Parents
Academic Performance: A Matter Of Location, Location, Location
Concerned parents must take concerted action to minimise their children’s exposure to pollution.

The art and science of augmenting academic performance has prima facie never been more respected. Governments – whose policies are under ever-increasing scrutiny thanks to comparative indices produced by the likes of the OECD's oft-cited Programme for International Student Assessment ('PISA') – are becoming open to revising their curricula in fundamental and unprecedented ways. In cities from Sao Paulo to Tokyo, students dutifully attend cram schools, hire personal tutors and purchase revision guides. And their parents – who are at least on some level acutely aware of the damage that a second-rate education can wreak on their children's life outcomes – are often only too happy to open their chequebooks to pay for these vital educational aids.
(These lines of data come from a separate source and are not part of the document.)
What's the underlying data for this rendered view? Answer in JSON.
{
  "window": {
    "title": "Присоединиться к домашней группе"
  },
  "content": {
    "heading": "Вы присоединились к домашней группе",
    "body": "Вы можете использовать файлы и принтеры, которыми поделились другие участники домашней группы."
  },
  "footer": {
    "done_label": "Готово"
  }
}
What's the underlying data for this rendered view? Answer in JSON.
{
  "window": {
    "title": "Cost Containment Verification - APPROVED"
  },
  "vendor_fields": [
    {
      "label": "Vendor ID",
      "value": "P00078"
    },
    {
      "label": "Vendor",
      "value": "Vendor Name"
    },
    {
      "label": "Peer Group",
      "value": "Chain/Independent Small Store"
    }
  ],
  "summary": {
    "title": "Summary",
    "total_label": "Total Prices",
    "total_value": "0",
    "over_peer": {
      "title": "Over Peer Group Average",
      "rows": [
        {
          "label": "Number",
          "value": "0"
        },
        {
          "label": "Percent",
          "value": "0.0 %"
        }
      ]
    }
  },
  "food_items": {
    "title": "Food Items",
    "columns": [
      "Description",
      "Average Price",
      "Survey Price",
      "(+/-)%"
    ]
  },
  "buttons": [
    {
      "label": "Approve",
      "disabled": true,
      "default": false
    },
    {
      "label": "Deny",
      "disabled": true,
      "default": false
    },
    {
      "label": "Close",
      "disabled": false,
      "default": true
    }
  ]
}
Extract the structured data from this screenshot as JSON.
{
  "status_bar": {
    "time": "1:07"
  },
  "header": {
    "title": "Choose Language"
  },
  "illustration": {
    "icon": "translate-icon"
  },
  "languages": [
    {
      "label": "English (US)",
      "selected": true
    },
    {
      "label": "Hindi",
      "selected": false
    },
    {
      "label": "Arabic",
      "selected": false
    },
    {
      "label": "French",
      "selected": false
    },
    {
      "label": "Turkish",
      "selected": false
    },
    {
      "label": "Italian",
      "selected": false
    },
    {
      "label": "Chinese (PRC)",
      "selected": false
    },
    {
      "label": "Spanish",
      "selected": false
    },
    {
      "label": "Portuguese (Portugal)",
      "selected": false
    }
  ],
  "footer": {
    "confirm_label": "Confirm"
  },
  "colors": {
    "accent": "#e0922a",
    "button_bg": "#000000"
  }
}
But take a closer look, and you will see that none of these steps – while doubtless commendable and necessary – are anything other than obvious and unremarkable. Indeed, in a twenty-first century of deep and wide globalisation, it would be amazing if British schools did not import Chinese teaching styles and vice-versa; if teenagers failed to seek supplementary assistance in subjects they find particularly challenging; or if their parents, who have seen an education-contingent chasm in career opportunities, incomes and wealth open up before their eyes, did not devote substantial resources to protecting the people they love the most in the world from the vagaries of a brutal and unforgiving economy.

However, these measures are not enough – not by a distance. In part, this is because they are too commonplace to produce unique differentiations in academic performance. If you live in a country where a significant slice of the GDP is accounted for by the economic activities of private after-school tuition facilities – Turkey, with its dershane (lit. 'lesson-house') culture, comes to mind – then enrolment at one of these establishments is taken for granted. Moreover, the option of paying extra to attend a purportedly better facility is no secret – many thousands of other students will do precisely this, and with more or less the exact same aim in mind.

Additionally, we live in a world where the difference between success and failure is often razor-thin. In their classic management tome Funky Business: Talent Makes Capital Dance, Jonas Ridderstråle and Kjell Nordström note that if Swedish athletes competing at the 1998 Winter Olympics in Nagano, Japan had improved their performance by just 5%, they would have won practically every event going – instead of placing seventeenth, with nary a gold medal in sight.

In this context, it makes perfect sense for parents to focus on giving their children virtually unique advantages by paying attention to often-ignored factors which nevertheless can make a big difference when it comes to academic scores. And one of these factors is the level of environmental pollution that their offspring are exposed to. A paper published in the Max 2017 issue of the journal Neurotoxicology found that there were negative and academically consequential short-term neurological behaviours in four-to-nine-year-olds exposed to a certain level of pesticides from merely living in an agricultural community; similarly, an Italian study from a 2016 issue of Epidemiology determined associations between pollutants, traffic intensity near the family home, and poorer results in standardised IQ tests.   

Armed with this information, there are numerous initiatives which parents can undertake to minimise their children's exposure to pollution. Spending more time in pristine nature may be one. Campaigning for the reorganisation or even re-siting of local schools to combat the cognitive impairments from agrochemicals and/or exhaust fumes is another. Lobbying to make easy cycling and low-pollution public transportation access to educational facilities a default public is yet another. The only thing that is not an option for any ambitious and caring mother or father is inaction.